Quite the opposite. He has said investing through Berkshire the corporation (e.g., when buying National Indemnity) was the biggest mistake he’s made.

Cloud/SaaS is without question the best business model I have ever seen.

Not doubting this, but if you would be so generous, could you give a brief explanation as to why this is so? Thanks.

3 Likes

Not doubting this, but if you would be so generous, could you give a brief explanation as to why this is so? Thanks.

Commentcents33,

I have a bit of time right now so wanted to give you a quick response. The board would recommend you read the links (to the right or the bottom of your screen depending on your browser). I’d echo those comments and in particular please read about SaaS and why it is different this time. Email me directly if you’d like for any questions.
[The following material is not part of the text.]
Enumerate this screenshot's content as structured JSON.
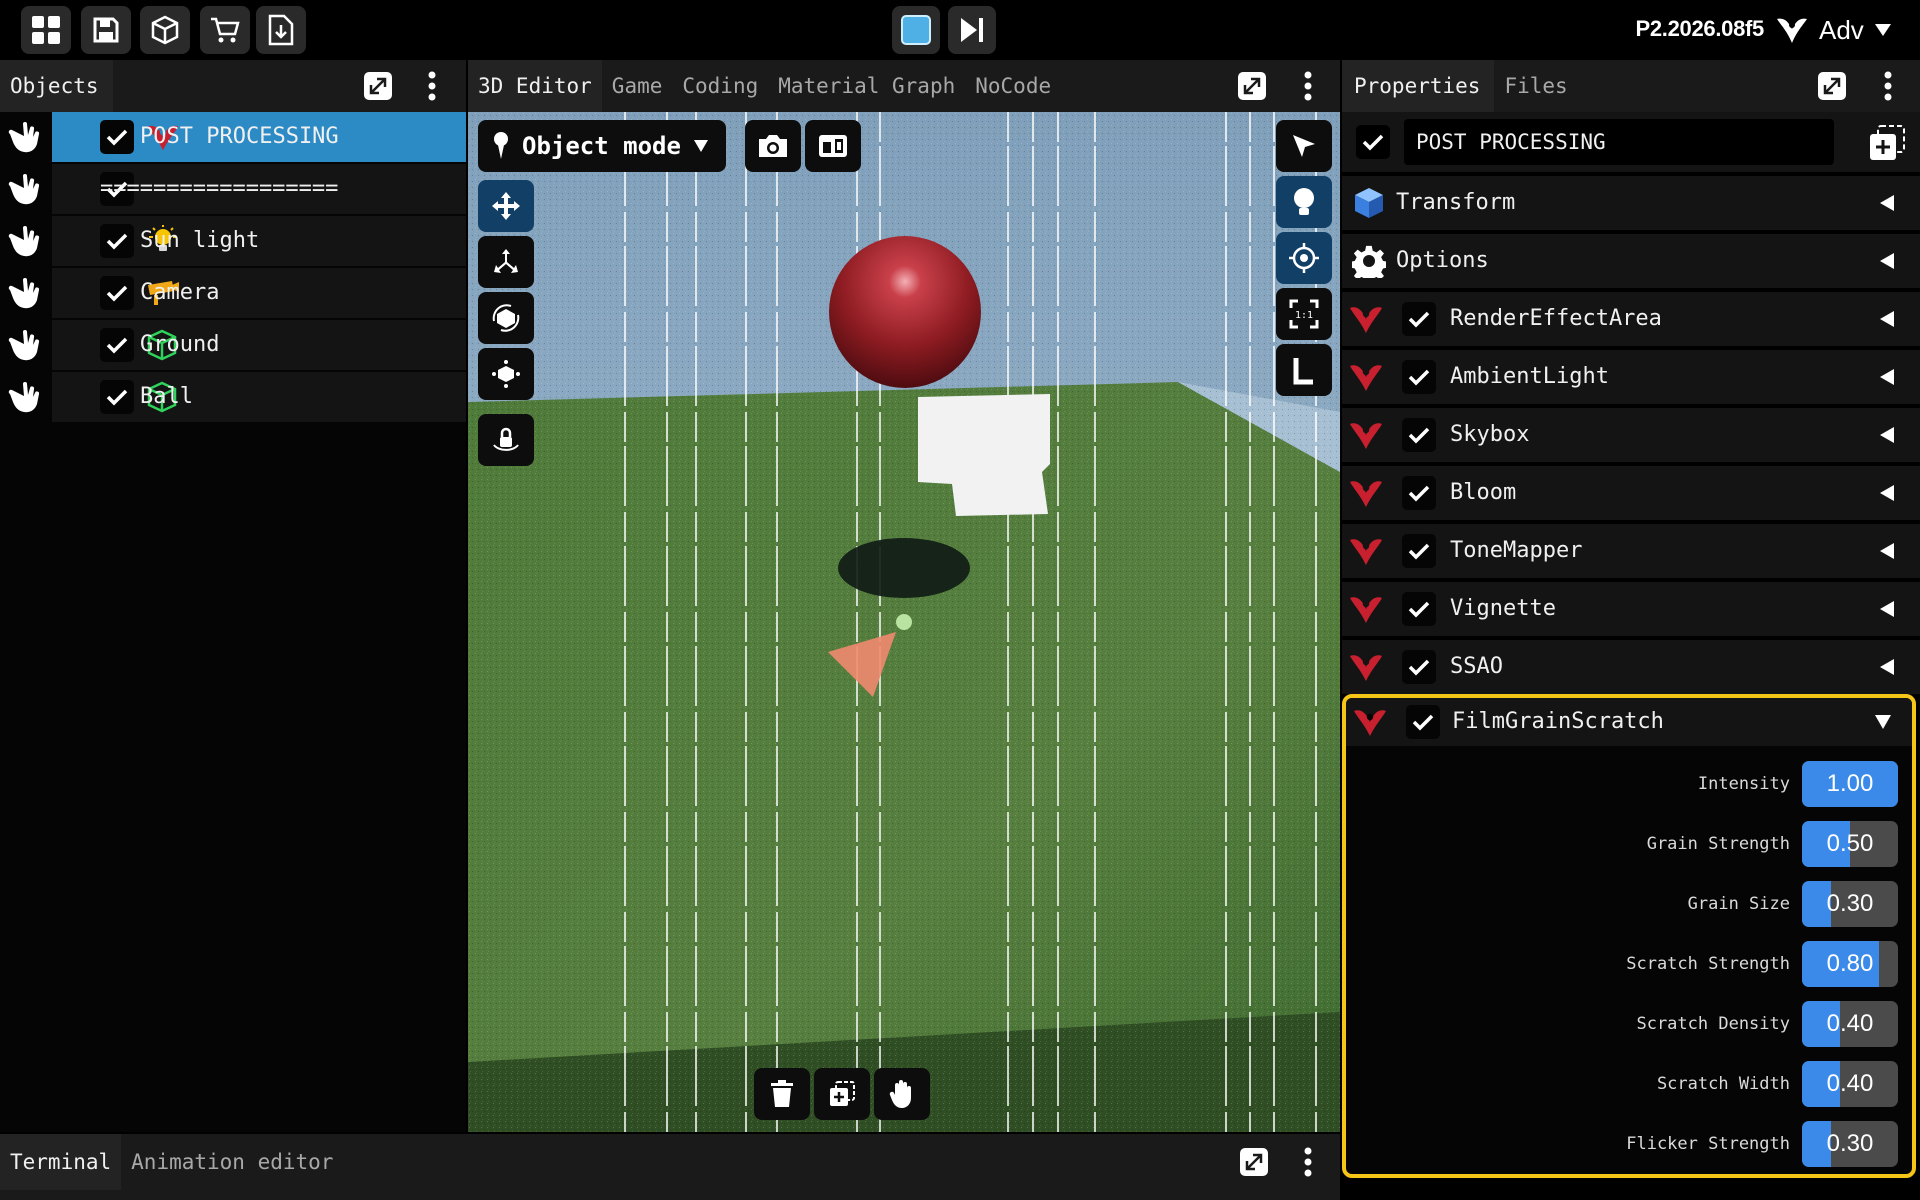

You’ll find there are reasons these companies are valued as such. Look at gross margins, revenue growth, recurring revenue among many others and you’ll see why the business model is different than what we are traditionally used to. SaaS businesses are based on CaC (Cost of Acquiring Customers) and LTV (Long Term Value).

There is much to read and to be cliche the journey is a big part of the process. Keep reading. Unfortunately, this board is too large for common questions. Seek out resources and let me know if I can help.

A.J.

1 Like

Quite the opposite. He has said investing through Berkshire the corporation (e.g., when buying National Indemnity) was the biggest mistake he’s made.

My conclusions need not match what Buffett says – he talks his book.

BTW, if I’m not mistaken, what he said was that buying Berkshire-Hathaway, the textile business, was the biggest mistake he’s made. The textile business was a big mistake. Running an investment fund as a regular (less regulated) corporation is genius.

Denny Schlesinger

2 Likes

what he said was that buying Berkshire-Hathaway, the textile business, was the biggest mistake he’s made

Either biggest, or first: Warren Buffett’s failures: 15 investing mistakes he regrets

https://www.cnbc.com/2017/12/15/warren-buffetts-failures-15-…

Buying Berkshire Hathaway
Purchasing Waumbec Textile Company
Investing in Tesco
…
Opting not to buy Amazon stock
Missing his chance to invest in Google
Overestimating select manufacturing, service and retail investments

1 Like